» TASK TO CARRY OUT:
Leaving out all pictures, retype the records exactly.

» GIVEN DATA:
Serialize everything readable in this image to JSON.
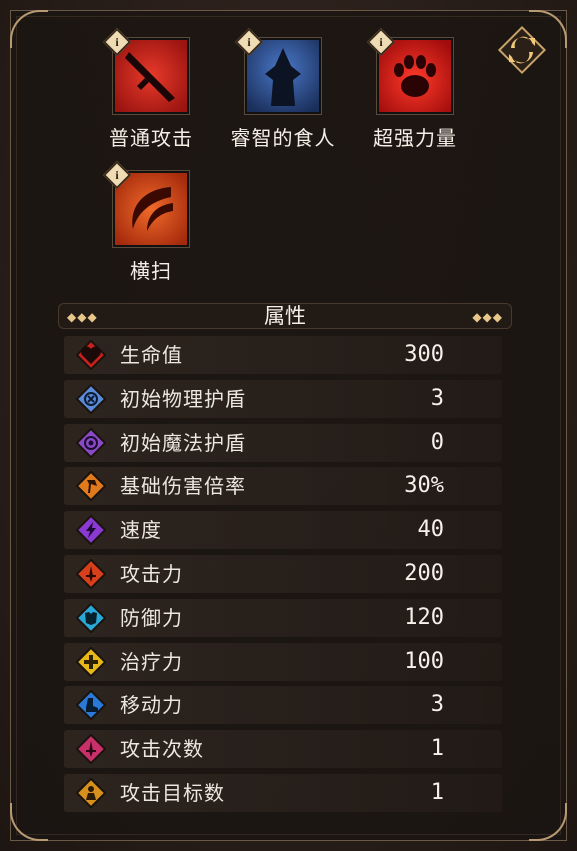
{
  "skills": [
    {
      "label": "普通攻击",
      "icon": "sword-strike-icon",
      "color": "#c8221c",
      "info": "i"
    },
    {
      "label": "睿智的食人",
      "icon": "hooded-figure-icon",
      "color": "#2a4a8a",
      "info": "i"
    },
    {
      "label": "超强力量",
      "icon": "paw-print-icon",
      "color": "#b81414",
      "info": "i"
    },
    {
      "label": "横扫",
      "icon": "sweep-slash-icon",
      "color": "#d24a18",
      "info": "i"
    }
  ],
  "attributes": {
    "title": "属性",
    "rows": [
      {
        "name": "生命值",
        "value": "300",
        "icon": "heart-icon",
        "color": "#c8201c"
      },
      {
        "name": "初始物理护盾",
        "value": "3",
        "icon": "physical-shield-icon",
        "color": "#5a8ad8"
      },
      {
        "name": "初始魔法护盾",
        "value": "0",
        "icon": "magic-shield-icon",
        "color": "#8a4ac8"
      },
      {
        "name": "基础伤害倍率",
        "value": "30%",
        "icon": "axe-icon",
        "color": "#e07a1c"
      },
      {
        "name": "速度",
        "value": "40",
        "icon": "lightning-icon",
        "color": "#8a3ad0"
      },
      {
        "name": "攻击力",
        "value": "200",
        "icon": "sword-icon",
        "color": "#d8401c"
      },
      {
        "name": "防御力",
        "value": "120",
        "icon": "armor-icon",
        "color": "#2aa8d8"
      },
      {
        "name": "治疗力",
        "value": "100",
        "icon": "cross-icon",
        "color": "#e8b818"
      },
      {
        "name": "移动力",
        "value": "3",
        "icon": "boot-icon",
        "color": "#2a78d8"
      },
      {
        "name": "攻击次数",
        "value": "1",
        "icon": "sword-count-icon",
        "color": "#c8306a"
      },
      {
        "name": "攻击目标数",
        "value": "1",
        "icon": "target-person-icon",
        "color": "#d8901c"
      }
    ]
  }
}
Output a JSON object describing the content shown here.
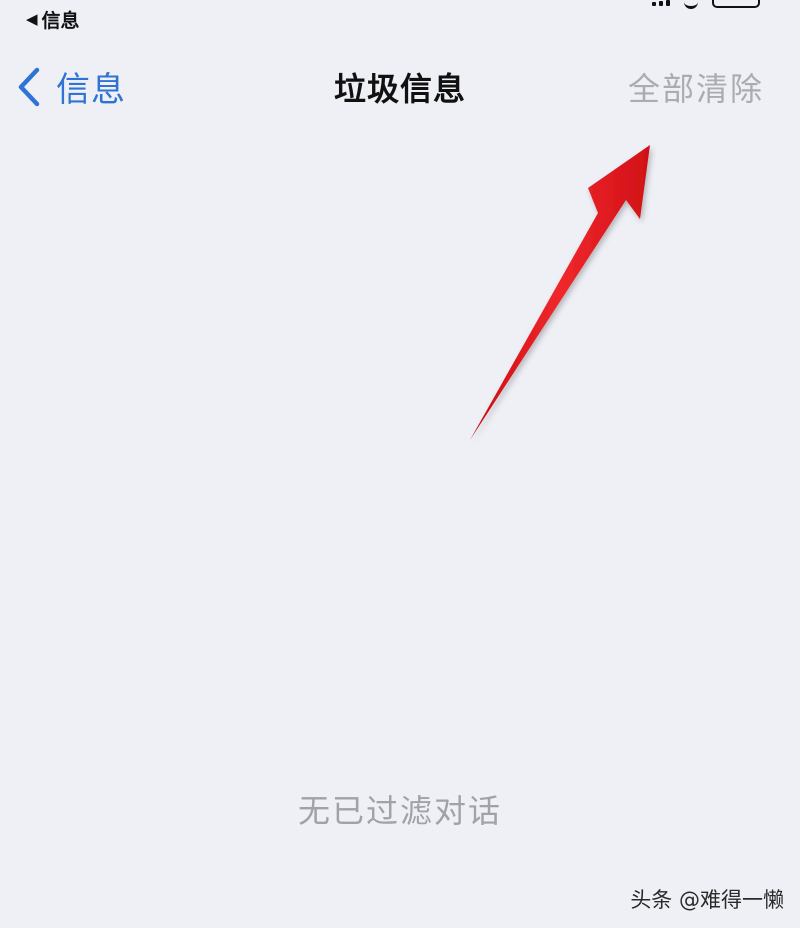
{
  "status_bar": {
    "back_label": "信息",
    "back_icon": "triangle-left-icon"
  },
  "nav": {
    "back_label": "信息",
    "title": "垃圾信息",
    "clear_all_label": "全部清除"
  },
  "empty_state": {
    "message": "无已过滤对话"
  },
  "watermark": {
    "text": "头条 @难得一懒"
  },
  "colors": {
    "background": "#eef0f6",
    "accent": "#2f73d4",
    "disabled_text": "#a9acb2",
    "arrow": "#e8181c"
  }
}
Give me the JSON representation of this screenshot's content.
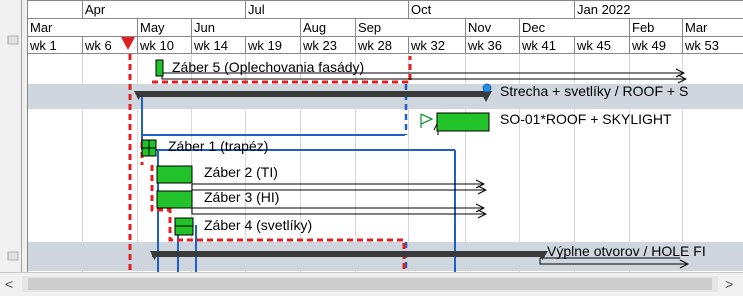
{
  "header": {
    "year_row": [
      "Apr",
      "Jul",
      "Oct",
      "Jan 2022"
    ],
    "month_row": [
      "Mar",
      "May",
      "Jun",
      "Aug",
      "Sep",
      "Nov",
      "Dec",
      "Feb",
      "Mar"
    ],
    "week_row": [
      "wk 1",
      "wk 6",
      "wk 10",
      "wk 14",
      "wk 19",
      "wk 23",
      "wk 28",
      "wk 32",
      "wk 36",
      "wk 41",
      "wk 45",
      "wk 49",
      "wk 53"
    ]
  },
  "tasks": [
    {
      "label": "Záber 5 (Oplechovania fasády)"
    },
    {
      "label": "Strecha + svetlíky / ROOF + S"
    },
    {
      "label": "SO-01*ROOF + SKYLIGHT"
    },
    {
      "label": "Záber 1 (trapéz)"
    },
    {
      "label": "Záber 2 (TI)"
    },
    {
      "label": "Záber 3 (HI)"
    },
    {
      "label": "Záber 4 (svetlíky)"
    },
    {
      "label": "Výplne otvorov / HOLE FI"
    }
  ],
  "scrollbar": {
    "left_arrow": "<",
    "right_arrow": ">"
  },
  "colors": {
    "task_bar": "#22c22a",
    "summary_bar": "#3a3a3a",
    "summary_band": "#cfd6de",
    "critical_path": "#e02020",
    "link_line": "#1f5fc8",
    "today_marker": "#e02020"
  }
}
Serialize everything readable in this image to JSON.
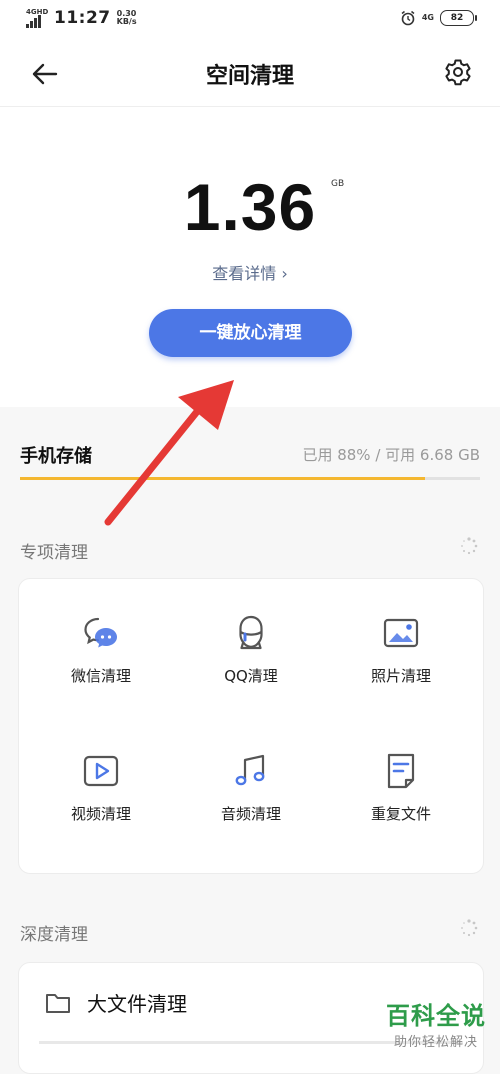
{
  "status_bar": {
    "network": "4GHD",
    "time": "11:27",
    "speed_value": "0.30",
    "speed_unit": "KB/s",
    "right_network": "4G",
    "battery": "82"
  },
  "header": {
    "title": "空间清理",
    "back_icon": "back-arrow-icon",
    "settings_icon": "gear-icon"
  },
  "summary": {
    "value": "1.36",
    "unit": "GB",
    "details_label": "查看详情 ›",
    "clean_button": "一键放心清理"
  },
  "storage": {
    "label": "手机存储",
    "stats": "已用 88% / 可用 6.68 GB",
    "used_fraction": 0.88,
    "bar_color": "#f4b730"
  },
  "special": {
    "title": "专项清理",
    "items": [
      {
        "label": "微信清理",
        "icon": "wechat-icon"
      },
      {
        "label": "QQ清理",
        "icon": "qq-icon"
      },
      {
        "label": "照片清理",
        "icon": "photo-icon"
      },
      {
        "label": "视频清理",
        "icon": "video-icon"
      },
      {
        "label": "音频清理",
        "icon": "music-icon"
      },
      {
        "label": "重复文件",
        "icon": "document-icon"
      }
    ]
  },
  "deep": {
    "title": "深度清理",
    "item_label": "大文件清理",
    "item_icon": "folder-icon"
  },
  "watermark": {
    "main": "百科全说",
    "sub": "助你轻松解决"
  },
  "colors": {
    "accent": "#4c77e6",
    "annotation_arrow": "#e53935"
  }
}
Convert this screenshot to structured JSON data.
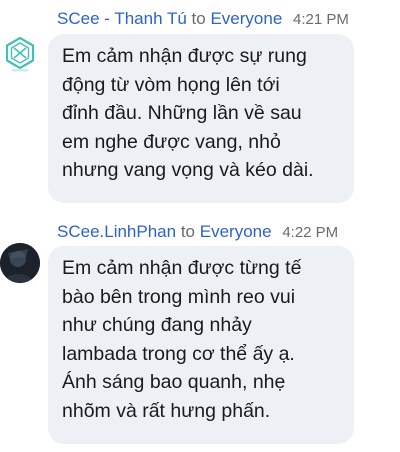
{
  "messages": [
    {
      "sender": "SCee - Thanh Tú",
      "to_word": "to",
      "recipient": "Everyone",
      "time": "4:21 PM",
      "avatar_icon": "hexagon-logo-icon",
      "text": "Em cảm nhận được sự rung\nđộng từ vòm họng lên tới\nđỉnh đầu. Những lần về sau\nem nghe được vang, nhỏ\nnhưng vang vọng và kéo dài."
    },
    {
      "sender": "SCee.LinhPhan",
      "to_word": "to",
      "recipient": "Everyone",
      "time": "4:22 PM",
      "avatar_icon": "user-photo-icon",
      "text": "Em cảm nhận được từng tế\nbào bên trong mình reo vui\nnhư chúng đang nhảy\nlambada trong cơ thể ấy ạ.\nÁnh sáng bao quanh, nhẹ\nnhõm và rất hưng phấn."
    }
  ],
  "colors": {
    "name": "#2d63c8",
    "muted": "#6b6b6b",
    "bubble": "#edf1f5",
    "text": "#1a1a1a"
  }
}
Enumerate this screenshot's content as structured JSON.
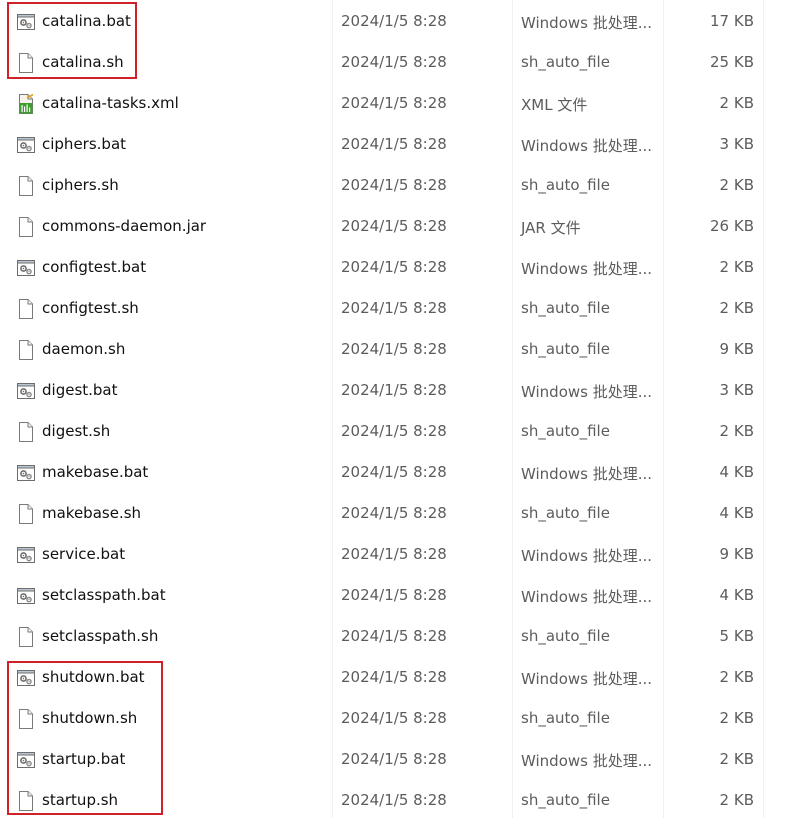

» OUTPUT BELOW:
Serialize everything readable in this image to JSON.
{
  "skills": [
    {
      "label": "普通攻击",
      "icon": "sword-strike-icon",
      "color": "#c8221c",
      "info": "i"
    },
    {
      "label": "睿智的食人",
      "icon": "hooded-figure-icon",
      "color": "#2a4a8a",
      "info": "i"
    },
    {
      "label": "超强力量",
      "icon": "paw-print-icon",
      "color": "#b81414",
      "info": "i"
    },
    {
      "label": "横扫",
      "icon": "sweep-slash-icon",
      "color": "#d24a18",
      "info": "i"
    }
  ],
  "attributes": {
    "title": "属性",
    "rows": [
      {
        "name": "生命值",
        "value": "300",
        "icon": "heart-icon",
        "color": "#c8201c"
      },
      {
        "name": "初始物理护盾",
        "value": "3",
        "icon": "physical-shield-icon",
        "color": "#5a8ad8"
      },
      {
        "name": "初始魔法护盾",
        "value": "0",
        "icon": "magic-shield-icon",
        "color": "#8a4ac8"
      },
      {
        "name": "基础伤害倍率",
        "value": "30%",
        "icon": "axe-icon",
        "color": "#e07a1c"
      },
      {
        "name": "速度",
        "value": "40",
        "icon": "lightning-icon",
        "color": "#8a3ad0"
      },
      {
        "name": "攻击力",
        "value": "200",
        "icon": "sword-icon",
        "color": "#d8401c"
      },
      {
        "name": "防御力",
        "value": "120",
        "icon": "armor-icon",
        "color": "#2aa8d8"
      },
      {
        "name": "治疗力",
        "value": "100",
        "icon": "cross-icon",
        "color": "#e8b818"
      },
      {
        "name": "移动力",
        "value": "3",
        "icon": "boot-icon",
        "color": "#2a78d8"
      },
      {
        "name": "攻击次数",
        "value": "1",
        "icon": "sword-count-icon",
        "color": "#c8306a"
      },
      {
        "name": "攻击目标数",
        "value": "1",
        "icon": "target-person-icon",
        "color": "#d8901c"
      }
    ]
  }
}
Output a JSON object describing the content shown here.
{
  "status_bar": {
    "back_label": "信息",
    "back_icon": "triangle-left-icon"
  },
  "nav": {
    "back_label": "信息",
    "title": "垃圾信息",
    "clear_all_label": "全部清除"
  },
  "empty_state": {
    "message": "无已过滤对话"
  },
  "watermark": {
    "text": "头条 @难得一懒"
  },
  "colors": {
    "background": "#eef0f6",
    "accent": "#2f73d4",
    "disabled_text": "#a9acb2",
    "arrow": "#e8181c"
  }
}
Give me the JSON representation of this screenshot's content.
{
  "header": {
    "year_row": [
      "Apr",
      "Jul",
      "Oct",
      "Jan 2022"
    ],
    "month_row": [
      "Mar",
      "May",
      "Jun",
      "Aug",
      "Sep",
      "Nov",
      "Dec",
      "Feb",
      "Mar"
    ],
    "week_row": [
      "wk 1",
      "wk 6",
      "wk 10",
      "wk 14",
      "wk 19",
      "wk 23",
      "wk 28",
      "wk 32",
      "wk 36",
      "wk 41",
      "wk 45",
      "wk 49",
      "wk 53"
    ]
  },
  "tasks": [
    {
      "label": "Záber 5 (Oplechovania fasády)"
    },
    {
      "label": "Strecha + svetlíky / ROOF + S"
    },
    {
      "label": "SO-01*ROOF + SKYLIGHT"
    },
    {
      "label": "Záber 1 (trapéz)"
    },
    {
      "label": "Záber 2 (TI)"
    },
    {
      "label": "Záber 3 (HI)"
    },
    {
      "label": "Záber 4 (svetlíky)"
    },
    {
      "label": "Výplne otvorov / HOLE FI"
    }
  ],
  "scrollbar": {
    "left_arrow": "<",
    "right_arrow": ">"
  },
  "colors": {
    "task_bar": "#22c22a",
    "summary_bar": "#3a3a3a",
    "summary_band": "#cfd6de",
    "critical_path": "#e02020",
    "link_line": "#1f5fc8",
    "today_marker": "#e02020"
  }
}
Serialize everything readable in this image to JSON.
{
  "status_bar": {
    "network": "4GHD",
    "time": "11:27",
    "speed_value": "0.30",
    "speed_unit": "KB/s",
    "right_network": "4G",
    "battery": "82"
  },
  "header": {
    "title": "空间清理",
    "back_icon": "back-arrow-icon",
    "settings_icon": "gear-icon"
  },
  "summary": {
    "value": "1.36",
    "unit": "GB",
    "details_label": "查看详情 ›",
    "clean_button": "一键放心清理"
  },
  "storage": {
    "label": "手机存储",
    "stats": "已用 88% / 可用 6.68 GB",
    "used_fraction": 0.88,
    "bar_color": "#f4b730"
  },
  "special": {
    "title": "专项清理",
    "items": [
      {
        "label": "微信清理",
        "icon": "wechat-icon"
      },
      {
        "label": "QQ清理",
        "icon": "qq-icon"
      },
      {
        "label": "照片清理",
        "icon": "photo-icon"
      },
      {
        "label": "视频清理",
        "icon": "video-icon"
      },
      {
        "label": "音频清理",
        "icon": "music-icon"
      },
      {
        "label": "重复文件",
        "icon": "document-icon"
      }
    ]
  },
  "deep": {
    "title": "深度清理",
    "item_label": "大文件清理",
    "item_icon": "folder-icon"
  },
  "watermark": {
    "main": "百科全说",
    "sub": "助你轻松解决"
  },
  "colors": {
    "accent": "#4c77e6",
    "annotation_arrow": "#e53935"
  }
}
Convert this screenshot to structured JSON data.
{
  "messages": [
    {
      "sender": "SCee - Thanh Tú",
      "to_word": "to",
      "recipient": "Everyone",
      "time": "4:21 PM",
      "avatar_icon": "hexagon-logo-icon",
      "text": "Em cảm nhận được sự rung\nđộng từ vòm họng lên tới\nđỉnh đầu. Những lần về sau\nem nghe được vang, nhỏ\nnhưng vang vọng và kéo dài."
    },
    {
      "sender": "SCee.LinhPhan",
      "to_word": "to",
      "recipient": "Everyone",
      "time": "4:22 PM",
      "avatar_icon": "user-photo-icon",
      "text": "Em cảm nhận được từng tế\nbào bên trong mình reo vui\nnhư chúng đang nhảy\nlambada trong cơ thể ấy ạ.\nÁnh sáng bao quanh, nhẹ\nnhõm và rất hưng phấn."
    }
  ],
  "colors": {
    "name": "#2d63c8",
    "muted": "#6b6b6b",
    "bubble": "#edf1f5",
    "text": "#1a1a1a"
  }
}
Enumerate this screenshot's content as structured JSON.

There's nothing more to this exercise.